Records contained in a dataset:
----------------

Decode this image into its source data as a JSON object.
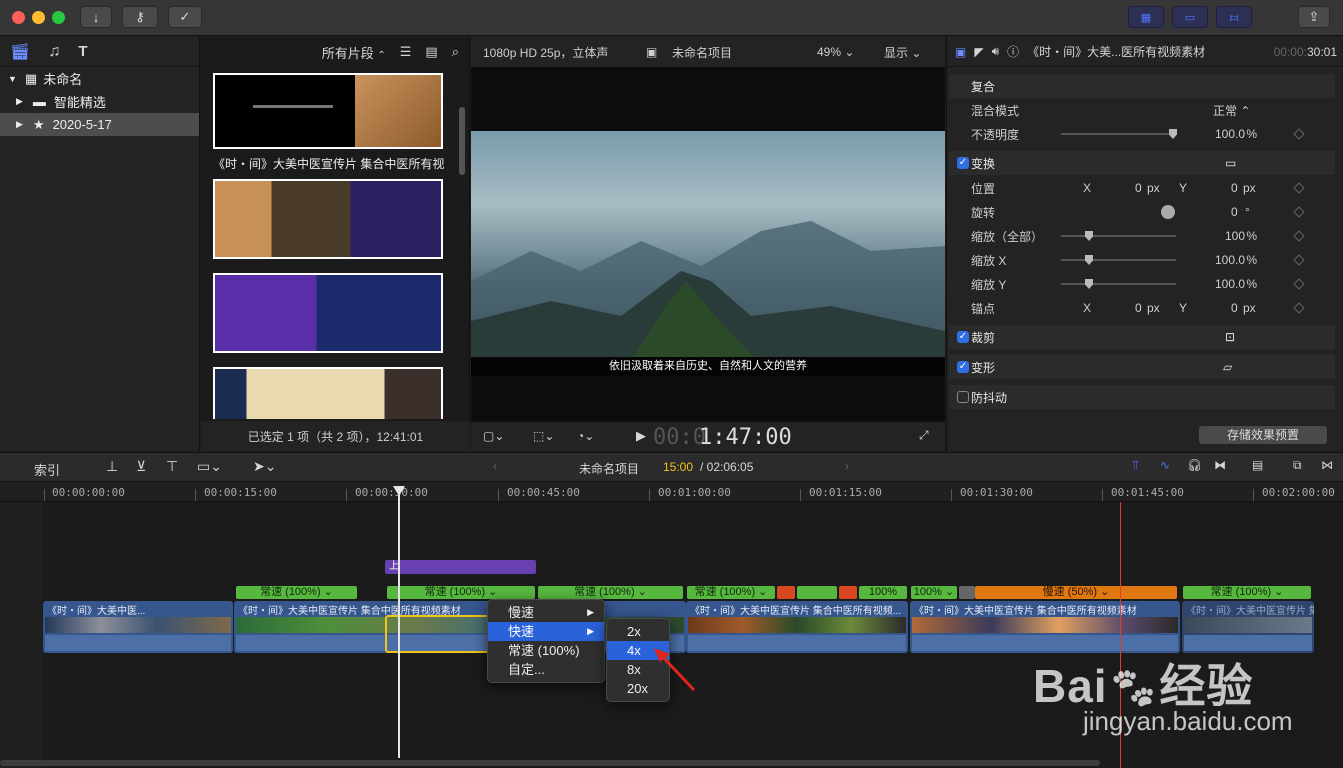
{
  "library": {
    "root": "未命名",
    "items": [
      {
        "label": "智能精选"
      },
      {
        "label": "2020-5-17"
      }
    ]
  },
  "browser": {
    "filter_label": "所有片段",
    "clip_title": "《时・间》大美中医宣传片 集合中医所有视",
    "status": "已选定 1 项（共 2 项），12:41:01"
  },
  "viewer": {
    "format": "1080p HD 25p，立体声",
    "project": "未命名项目",
    "zoom": "49%",
    "display_label": "显示",
    "subtitle": "依旧汲取着来自历史、自然和人文的营养",
    "timecode_dim": "00:0",
    "timecode": "1:47:00"
  },
  "inspector": {
    "clip_name": "《时・间》大美...医所有视频素材",
    "duration_dim": "00:00:",
    "duration": "30:01",
    "composite_header": "复合",
    "blend_label": "混合模式",
    "blend_value": "正常",
    "opacity_label": "不透明度",
    "opacity_value": "100.0",
    "pct": "%",
    "transform_header": "变换",
    "position_label": "位置",
    "x_label": "X",
    "y_label": "Y",
    "px_unit": "px",
    "pos_x": "0",
    "pos_y": "0",
    "rotation_label": "旋转",
    "rotation_value": "0",
    "deg_unit": "°",
    "scale_all_label": "缩放（全部）",
    "scale_all_value": "100",
    "scale_x_label": "缩放 X",
    "scale_x_value": "100.0",
    "scale_y_label": "缩放 Y",
    "scale_y_value": "100.0",
    "anchor_label": "锚点",
    "anchor_x": "0",
    "anchor_y": "0",
    "crop_header": "裁剪",
    "distort_header": "变形",
    "stabilize_header": "防抖动",
    "save_preset": "存储效果预置"
  },
  "timeline": {
    "index_label": "索引",
    "project": "未命名项目",
    "current_time": "15:00",
    "total_time": "/ 02:06:05",
    "ruler": [
      "00:00:00:00",
      "00:00:15:00",
      "00:00:30:00",
      "00:00:45:00",
      "00:01:00:00",
      "00:01:15:00",
      "00:01:30:00",
      "00:01:45:00",
      "00:02:00:00"
    ],
    "title_clip": "上",
    "speeds": {
      "normal": "常速 (100%)",
      "p100": "100%",
      "slow50": "慢速 (50%)"
    },
    "clip_label": "《时・间》大美中医宣传片 集合中医所有视频素材",
    "clip_short": "《时・间》大美中医...",
    "clip_mid": "《时・间》大美中医宣传片 集合中医所有视频...",
    "clip_end": "《时・间》大美中医宣传片 集合中医所有视..."
  },
  "context_menu": {
    "items": [
      {
        "label": "慢速"
      },
      {
        "label": "快速"
      },
      {
        "label": "常速 (100%)"
      },
      {
        "label": "自定..."
      }
    ],
    "submenu": [
      "2x",
      "4x",
      "8x",
      "20x"
    ]
  },
  "watermark": {
    "brand": "Bai",
    "brand_cn": "经验",
    "url": "jingyan.baidu.com"
  },
  "colors": {
    "accent": "#2a62d9",
    "speed_green": "#57b840",
    "speed_orange": "#e07812",
    "playhead_red": "#e0402a",
    "timecode_yellow": "#f0c419"
  }
}
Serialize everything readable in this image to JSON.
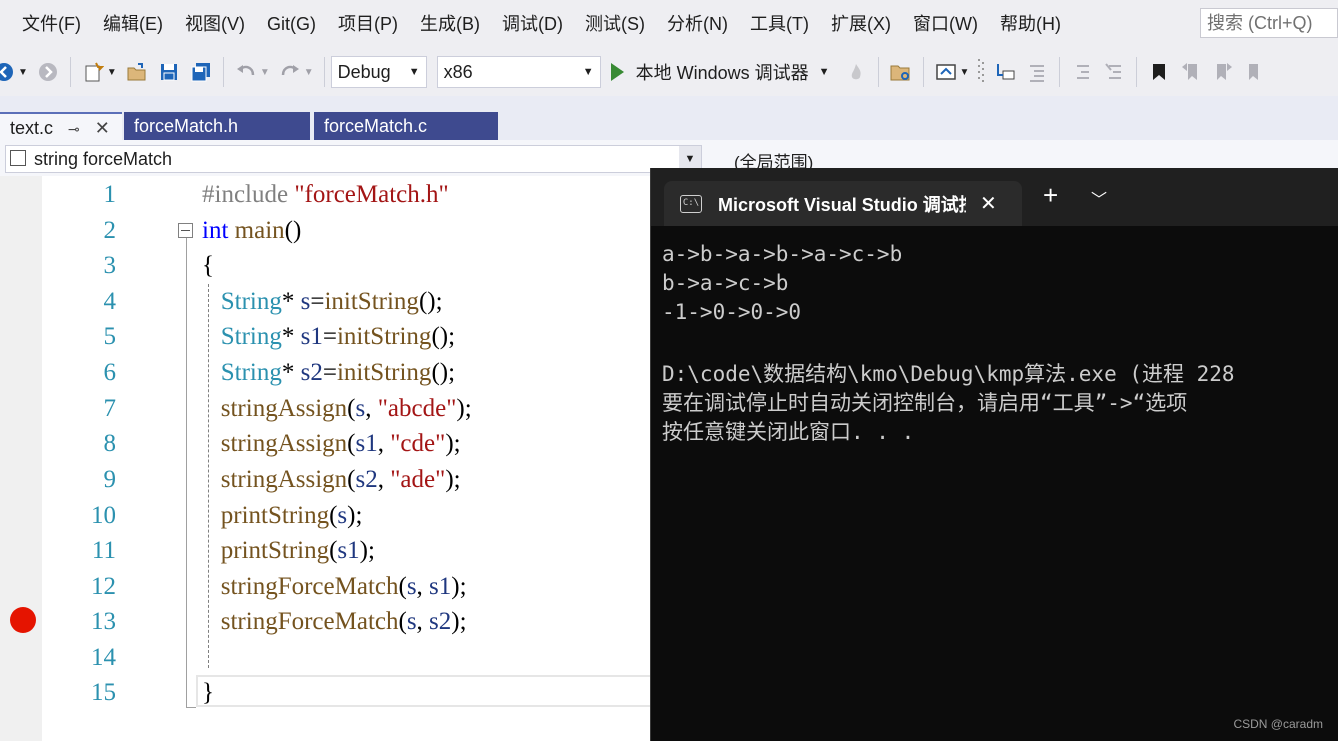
{
  "menu": [
    "文件(F)",
    "编辑(E)",
    "视图(V)",
    "Git(G)",
    "项目(P)",
    "生成(B)",
    "调试(D)",
    "测试(S)",
    "分析(N)",
    "工具(T)",
    "扩展(X)",
    "窗口(W)",
    "帮助(H)"
  ],
  "search": {
    "placeholder": "搜索 (Ctrl+Q)"
  },
  "toolbar": {
    "config": "Debug",
    "platform": "x86",
    "run_label": "本地 Windows 调试器"
  },
  "tabs": [
    {
      "label": "text.c",
      "active": true
    },
    {
      "label": "forceMatch.h",
      "active": false
    },
    {
      "label": "forceMatch.c",
      "active": false
    }
  ],
  "navbar": {
    "scope_left": "string forceMatch",
    "scope_right": "(全局范围)"
  },
  "editor": {
    "line_numbers": [
      "1",
      "2",
      "3",
      "4",
      "5",
      "6",
      "7",
      "8",
      "9",
      "10",
      "11",
      "12",
      "13",
      "14",
      "15"
    ],
    "breakpoint_line": 13
  },
  "terminal": {
    "tab_title": "Microsoft Visual Studio 调试控制台",
    "lines": [
      "a->b->a->b->a->c->b",
      "b->a->c->b",
      "-1->0->0->0",
      "",
      "D:\\code\\数据结构\\kmo\\Debug\\kmp算法.exe (进程 228",
      "要在调试停止时自动关闭控制台，请启用“工具”->“选项",
      "按任意键关闭此窗口. . ."
    ]
  },
  "watermark": "CSDN @caradm"
}
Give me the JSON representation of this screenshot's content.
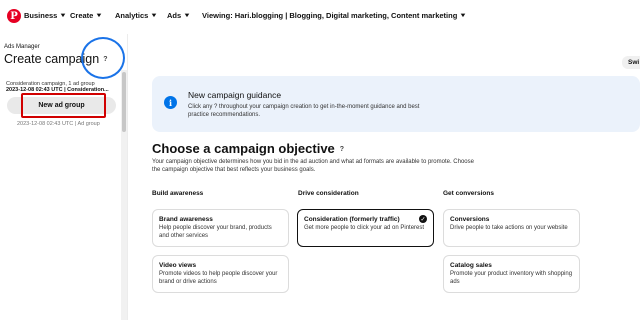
{
  "topbar": {
    "logo": "P",
    "items": [
      {
        "label": "Business",
        "chevron": "chevron-down-icon"
      },
      {
        "label": "Create",
        "chevron": "chevron-down-icon"
      },
      {
        "label": "Analytics",
        "chevron": "chevron-down-icon"
      },
      {
        "label": "Ads",
        "chevron": "chevron-down-icon"
      }
    ],
    "viewing": "Viewing: Hari.blogging | Blogging, Digital marketing, Content marketing"
  },
  "sidebar": {
    "breadcrumb": "Ads Manager",
    "title": "Create campaign",
    "help": "?",
    "summary": "Consideration campaign, 1 ad group",
    "campaign_name": "2023-12-08 02:43 UTC | Consideration...",
    "new_ad_group_label": "New ad group",
    "ad_group_name": "2023-12-08 02:43 UTC | Ad group"
  },
  "switch_button": "Swi",
  "guidance": {
    "icon": "info-icon",
    "title": "New campaign guidance",
    "text": "Click any ? throughout your campaign creation to get in-the-moment guidance and best practice recommendations."
  },
  "objective": {
    "title": "Choose a campaign objective",
    "help": "?",
    "description": "Your campaign objective determines how you bid in the ad auction and what ad formats are available to promote. Choose the campaign objective that best reflects your business goals.",
    "columns": [
      "Build awareness",
      "Drive consideration",
      "Get conversions"
    ],
    "cards": [
      {
        "title": "Brand awareness",
        "desc": "Help people discover your brand, products and other services"
      },
      {
        "title": "Consideration (formerly traffic)",
        "desc": "Get more people to click your ad on Pinterest",
        "selected": true
      },
      {
        "title": "Conversions",
        "desc": "Drive people to take actions on your website"
      },
      {
        "title": "Video views",
        "desc": "Promote videos to help people discover your brand or drive actions"
      },
      {
        "title": "Catalog sales",
        "desc": "Promote your product inventory with shopping ads"
      }
    ]
  },
  "colors": {
    "brand": "#e60023",
    "accent": "#0074e8",
    "guidance_bg": "#ebf2fb",
    "highlight_red": "#d10000",
    "highlight_blue": "#1a73e8"
  }
}
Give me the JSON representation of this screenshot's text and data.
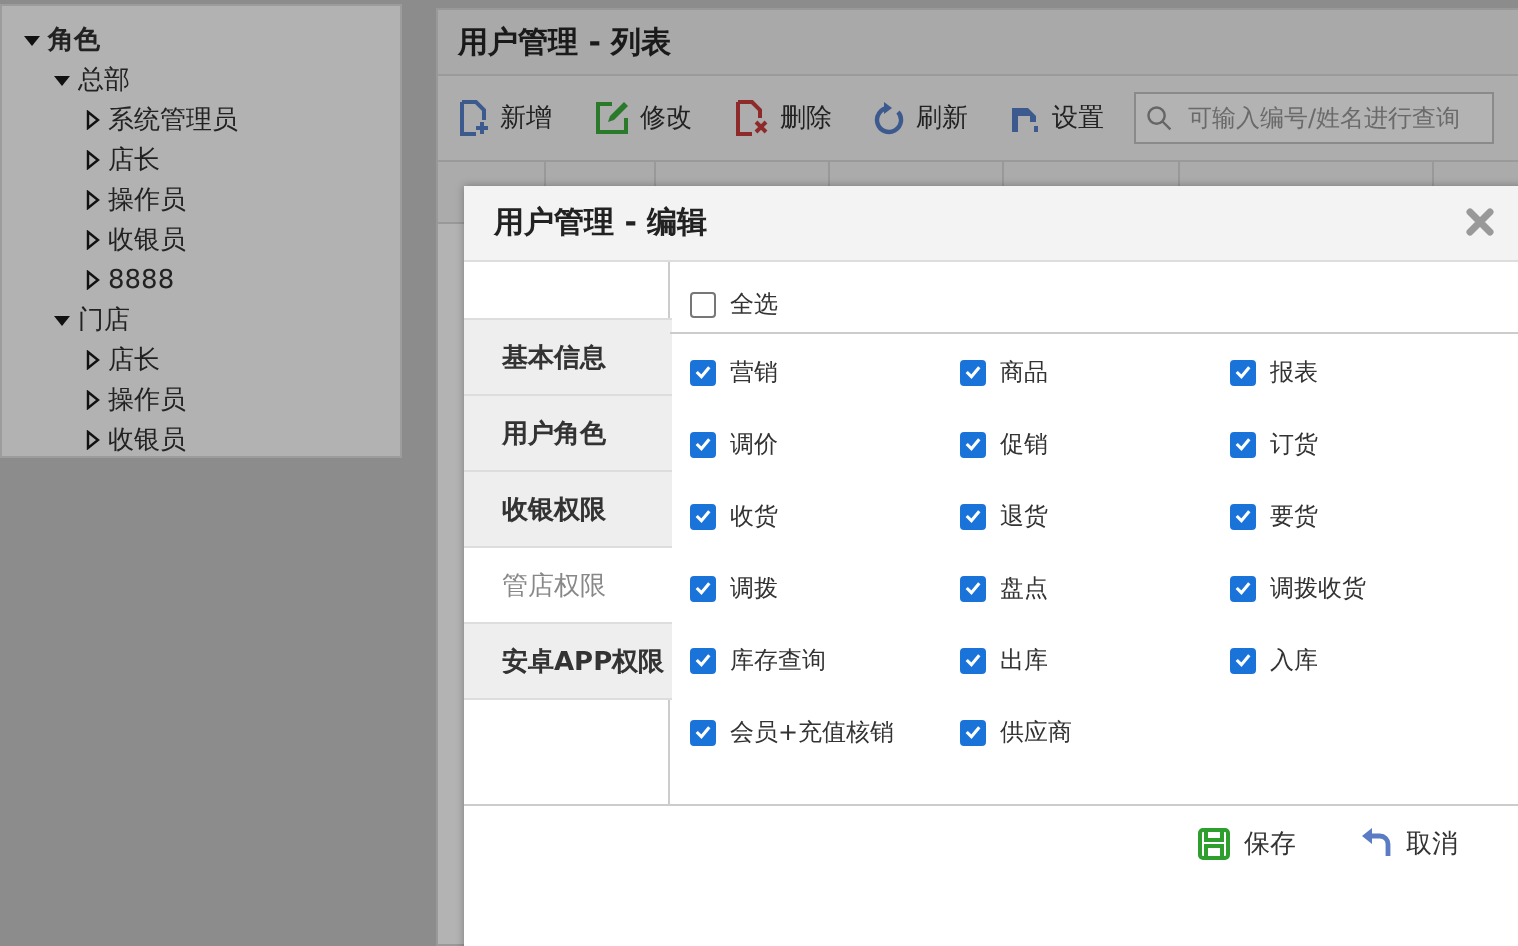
{
  "role_tree": {
    "label": "角色",
    "expanded": true,
    "children": [
      {
        "label": "总部",
        "expanded": true,
        "children": [
          {
            "label": "系统管理员",
            "expanded": false
          },
          {
            "label": "店长",
            "expanded": false
          },
          {
            "label": "操作员",
            "expanded": false
          },
          {
            "label": "收银员",
            "expanded": false
          },
          {
            "label": "8888",
            "expanded": false
          }
        ]
      },
      {
        "label": "门店",
        "expanded": true,
        "children": [
          {
            "label": "店长",
            "expanded": false
          },
          {
            "label": "操作员",
            "expanded": false
          },
          {
            "label": "收银员",
            "expanded": false
          }
        ]
      }
    ]
  },
  "list_panel": {
    "title": "用户管理 - 列表",
    "toolbar": [
      {
        "label": "新增",
        "kind": "add"
      },
      {
        "label": "修改",
        "kind": "edit"
      },
      {
        "label": "删除",
        "kind": "delete"
      },
      {
        "label": "刷新",
        "kind": "refresh"
      },
      {
        "label": "设置",
        "kind": "settings"
      }
    ],
    "search": {
      "placeholder": "可输入编号/姓名进行查询"
    }
  },
  "dialog": {
    "title": "用户管理 - 编辑",
    "tabs": [
      {
        "label": "基本信息",
        "selected": false
      },
      {
        "label": "用户角色",
        "selected": false
      },
      {
        "label": "收银权限",
        "selected": false
      },
      {
        "label": "管店权限",
        "selected": true
      },
      {
        "label": "安卓APP权限",
        "selected": false
      }
    ],
    "select_all": {
      "label": "全选",
      "checked": false
    },
    "permissions": [
      {
        "label": "营销",
        "checked": true
      },
      {
        "label": "商品",
        "checked": true
      },
      {
        "label": "报表",
        "checked": true
      },
      {
        "label": "调价",
        "checked": true
      },
      {
        "label": "促销",
        "checked": true
      },
      {
        "label": "订货",
        "checked": true
      },
      {
        "label": "收货",
        "checked": true
      },
      {
        "label": "退货",
        "checked": true
      },
      {
        "label": "要货",
        "checked": true
      },
      {
        "label": "调拨",
        "checked": true
      },
      {
        "label": "盘点",
        "checked": true
      },
      {
        "label": "调拨收货",
        "checked": true
      },
      {
        "label": "库存查询",
        "checked": true
      },
      {
        "label": "出库",
        "checked": true
      },
      {
        "label": "入库",
        "checked": true
      },
      {
        "label": "会员+充值核销",
        "checked": true
      },
      {
        "label": "供应商",
        "checked": true
      }
    ],
    "buttons": [
      {
        "label": "保存",
        "kind": "save"
      },
      {
        "label": "取消",
        "kind": "cancel"
      }
    ]
  }
}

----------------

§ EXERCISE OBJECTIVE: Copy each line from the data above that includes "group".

§ EXERCISE RESULT:
    "summary": "Consideration campaign, 1 ad group",
    "new_ad_group_label": "New ad group",
    "ad_group_name": "2023-12-08 02:43 UTC | Ad group"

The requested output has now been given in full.